## Dataset extract
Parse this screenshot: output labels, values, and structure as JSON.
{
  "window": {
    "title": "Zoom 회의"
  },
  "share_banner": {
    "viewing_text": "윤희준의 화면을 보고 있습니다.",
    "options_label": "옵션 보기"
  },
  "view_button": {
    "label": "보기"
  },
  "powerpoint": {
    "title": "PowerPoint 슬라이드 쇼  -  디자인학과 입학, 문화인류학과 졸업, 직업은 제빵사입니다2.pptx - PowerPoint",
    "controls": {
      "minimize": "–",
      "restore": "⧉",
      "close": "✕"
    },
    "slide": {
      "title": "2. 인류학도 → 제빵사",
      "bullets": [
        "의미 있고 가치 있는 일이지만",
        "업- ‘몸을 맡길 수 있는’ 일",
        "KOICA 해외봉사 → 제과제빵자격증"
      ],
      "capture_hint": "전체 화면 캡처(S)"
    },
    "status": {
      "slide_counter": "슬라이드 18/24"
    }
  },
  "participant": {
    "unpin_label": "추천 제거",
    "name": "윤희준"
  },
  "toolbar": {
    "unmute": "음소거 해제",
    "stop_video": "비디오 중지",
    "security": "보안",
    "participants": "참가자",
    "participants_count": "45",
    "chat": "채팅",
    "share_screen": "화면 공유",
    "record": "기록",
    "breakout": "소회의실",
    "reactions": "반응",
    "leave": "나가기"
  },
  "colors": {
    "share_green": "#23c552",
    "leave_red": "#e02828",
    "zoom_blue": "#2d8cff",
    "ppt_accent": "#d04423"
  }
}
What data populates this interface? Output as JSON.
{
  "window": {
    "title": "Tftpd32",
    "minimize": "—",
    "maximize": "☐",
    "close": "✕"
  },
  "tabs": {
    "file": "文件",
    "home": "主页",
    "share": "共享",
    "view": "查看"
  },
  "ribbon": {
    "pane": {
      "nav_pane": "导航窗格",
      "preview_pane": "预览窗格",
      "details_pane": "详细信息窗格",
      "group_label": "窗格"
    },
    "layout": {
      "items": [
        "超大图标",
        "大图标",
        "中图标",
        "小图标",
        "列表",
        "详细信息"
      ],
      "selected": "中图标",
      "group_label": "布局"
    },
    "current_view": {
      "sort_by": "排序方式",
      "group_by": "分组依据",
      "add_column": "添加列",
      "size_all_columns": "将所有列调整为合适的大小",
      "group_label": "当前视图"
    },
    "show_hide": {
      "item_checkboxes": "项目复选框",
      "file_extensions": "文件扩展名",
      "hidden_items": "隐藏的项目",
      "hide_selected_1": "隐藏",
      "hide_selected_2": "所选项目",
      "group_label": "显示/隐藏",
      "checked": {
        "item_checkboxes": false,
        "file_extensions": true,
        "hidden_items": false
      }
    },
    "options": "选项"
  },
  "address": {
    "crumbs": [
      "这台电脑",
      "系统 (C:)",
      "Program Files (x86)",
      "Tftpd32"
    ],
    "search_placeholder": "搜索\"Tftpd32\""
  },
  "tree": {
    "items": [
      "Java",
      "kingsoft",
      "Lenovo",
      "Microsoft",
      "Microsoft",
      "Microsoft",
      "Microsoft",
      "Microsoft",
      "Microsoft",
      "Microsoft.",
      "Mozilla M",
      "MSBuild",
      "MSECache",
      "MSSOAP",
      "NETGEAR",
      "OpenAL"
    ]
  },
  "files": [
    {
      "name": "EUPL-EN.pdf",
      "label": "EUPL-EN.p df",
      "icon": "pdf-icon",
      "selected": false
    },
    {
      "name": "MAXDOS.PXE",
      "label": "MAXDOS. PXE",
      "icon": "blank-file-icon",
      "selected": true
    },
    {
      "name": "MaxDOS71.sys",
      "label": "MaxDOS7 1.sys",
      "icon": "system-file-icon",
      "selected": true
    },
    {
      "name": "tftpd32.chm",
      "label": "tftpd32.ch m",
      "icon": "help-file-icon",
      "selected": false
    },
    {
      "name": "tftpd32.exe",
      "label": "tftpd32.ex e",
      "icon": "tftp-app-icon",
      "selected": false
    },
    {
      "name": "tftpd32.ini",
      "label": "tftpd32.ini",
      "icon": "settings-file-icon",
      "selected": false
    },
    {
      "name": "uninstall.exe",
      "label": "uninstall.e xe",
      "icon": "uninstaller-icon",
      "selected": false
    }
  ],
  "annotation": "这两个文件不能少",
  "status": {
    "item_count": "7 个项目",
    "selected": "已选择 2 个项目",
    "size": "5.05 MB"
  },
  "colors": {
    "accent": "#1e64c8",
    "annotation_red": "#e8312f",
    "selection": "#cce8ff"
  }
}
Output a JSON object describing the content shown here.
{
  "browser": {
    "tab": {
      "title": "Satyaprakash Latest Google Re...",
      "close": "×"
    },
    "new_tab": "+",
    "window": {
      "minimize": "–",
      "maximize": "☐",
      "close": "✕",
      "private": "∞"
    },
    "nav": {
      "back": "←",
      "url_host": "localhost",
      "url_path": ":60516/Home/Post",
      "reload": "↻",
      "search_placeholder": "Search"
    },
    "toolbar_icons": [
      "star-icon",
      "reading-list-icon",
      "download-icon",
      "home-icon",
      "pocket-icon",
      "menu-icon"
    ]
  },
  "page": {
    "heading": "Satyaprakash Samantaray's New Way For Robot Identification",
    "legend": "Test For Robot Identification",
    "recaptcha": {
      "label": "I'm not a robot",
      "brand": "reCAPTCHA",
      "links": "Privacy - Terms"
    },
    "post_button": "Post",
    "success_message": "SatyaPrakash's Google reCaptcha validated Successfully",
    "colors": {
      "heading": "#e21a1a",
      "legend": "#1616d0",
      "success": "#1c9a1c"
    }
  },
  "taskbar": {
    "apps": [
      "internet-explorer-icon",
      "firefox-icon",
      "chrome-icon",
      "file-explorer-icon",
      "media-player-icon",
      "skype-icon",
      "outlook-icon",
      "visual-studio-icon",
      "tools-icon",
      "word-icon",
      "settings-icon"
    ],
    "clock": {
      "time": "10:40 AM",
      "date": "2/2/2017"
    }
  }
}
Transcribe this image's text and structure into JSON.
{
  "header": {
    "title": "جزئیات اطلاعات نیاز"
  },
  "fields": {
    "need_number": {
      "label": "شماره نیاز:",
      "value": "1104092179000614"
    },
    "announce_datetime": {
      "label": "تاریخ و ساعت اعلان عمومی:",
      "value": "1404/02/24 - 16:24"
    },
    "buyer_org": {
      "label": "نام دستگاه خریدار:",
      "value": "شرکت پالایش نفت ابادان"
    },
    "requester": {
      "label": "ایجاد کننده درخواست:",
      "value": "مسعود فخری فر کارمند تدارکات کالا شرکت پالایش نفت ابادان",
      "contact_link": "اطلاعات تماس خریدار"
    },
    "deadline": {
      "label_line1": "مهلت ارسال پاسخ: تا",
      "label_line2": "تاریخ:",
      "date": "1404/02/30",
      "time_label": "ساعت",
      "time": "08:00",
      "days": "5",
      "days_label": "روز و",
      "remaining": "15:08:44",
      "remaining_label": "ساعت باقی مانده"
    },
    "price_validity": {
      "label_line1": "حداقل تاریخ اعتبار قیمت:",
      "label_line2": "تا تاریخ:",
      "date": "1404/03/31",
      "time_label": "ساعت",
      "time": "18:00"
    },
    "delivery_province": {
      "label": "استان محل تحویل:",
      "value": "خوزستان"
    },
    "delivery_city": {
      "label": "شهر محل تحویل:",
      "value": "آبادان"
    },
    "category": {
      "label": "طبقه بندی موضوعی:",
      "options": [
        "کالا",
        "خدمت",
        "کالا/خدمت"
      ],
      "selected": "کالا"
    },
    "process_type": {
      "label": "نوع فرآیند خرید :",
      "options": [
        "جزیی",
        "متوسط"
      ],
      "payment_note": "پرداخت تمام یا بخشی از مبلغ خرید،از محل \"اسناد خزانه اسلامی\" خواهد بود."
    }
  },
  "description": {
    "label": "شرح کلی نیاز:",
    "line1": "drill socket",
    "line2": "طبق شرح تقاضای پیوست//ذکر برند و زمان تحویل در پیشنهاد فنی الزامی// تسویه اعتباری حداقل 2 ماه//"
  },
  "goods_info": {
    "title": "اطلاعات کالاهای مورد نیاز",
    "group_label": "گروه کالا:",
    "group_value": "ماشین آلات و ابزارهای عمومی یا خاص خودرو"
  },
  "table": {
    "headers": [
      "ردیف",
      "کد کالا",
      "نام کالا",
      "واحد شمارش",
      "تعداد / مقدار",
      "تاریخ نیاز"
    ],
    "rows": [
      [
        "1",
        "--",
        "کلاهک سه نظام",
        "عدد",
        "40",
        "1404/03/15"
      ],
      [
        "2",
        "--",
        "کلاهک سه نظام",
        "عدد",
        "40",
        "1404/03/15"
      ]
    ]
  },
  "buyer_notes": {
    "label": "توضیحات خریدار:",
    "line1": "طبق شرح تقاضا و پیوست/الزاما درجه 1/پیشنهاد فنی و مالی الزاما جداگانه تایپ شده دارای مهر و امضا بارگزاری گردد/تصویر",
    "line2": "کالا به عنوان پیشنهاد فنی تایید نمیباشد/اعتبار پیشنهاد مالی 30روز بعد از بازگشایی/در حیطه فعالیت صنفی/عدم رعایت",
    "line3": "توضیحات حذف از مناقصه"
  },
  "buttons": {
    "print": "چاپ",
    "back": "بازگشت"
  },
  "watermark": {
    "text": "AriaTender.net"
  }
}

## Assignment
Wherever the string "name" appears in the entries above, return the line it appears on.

## Response to this task
    "name": "윤희준"
      "name": "EUPL-EN.pdf",
      "name": "MAXDOS.PXE",
      "name": "MaxDOS71.sys",
      "name": "tftpd32.chm",
      "name": "tftpd32.exe",
      "name": "tftpd32.ini",
      "name": "uninstall.exe",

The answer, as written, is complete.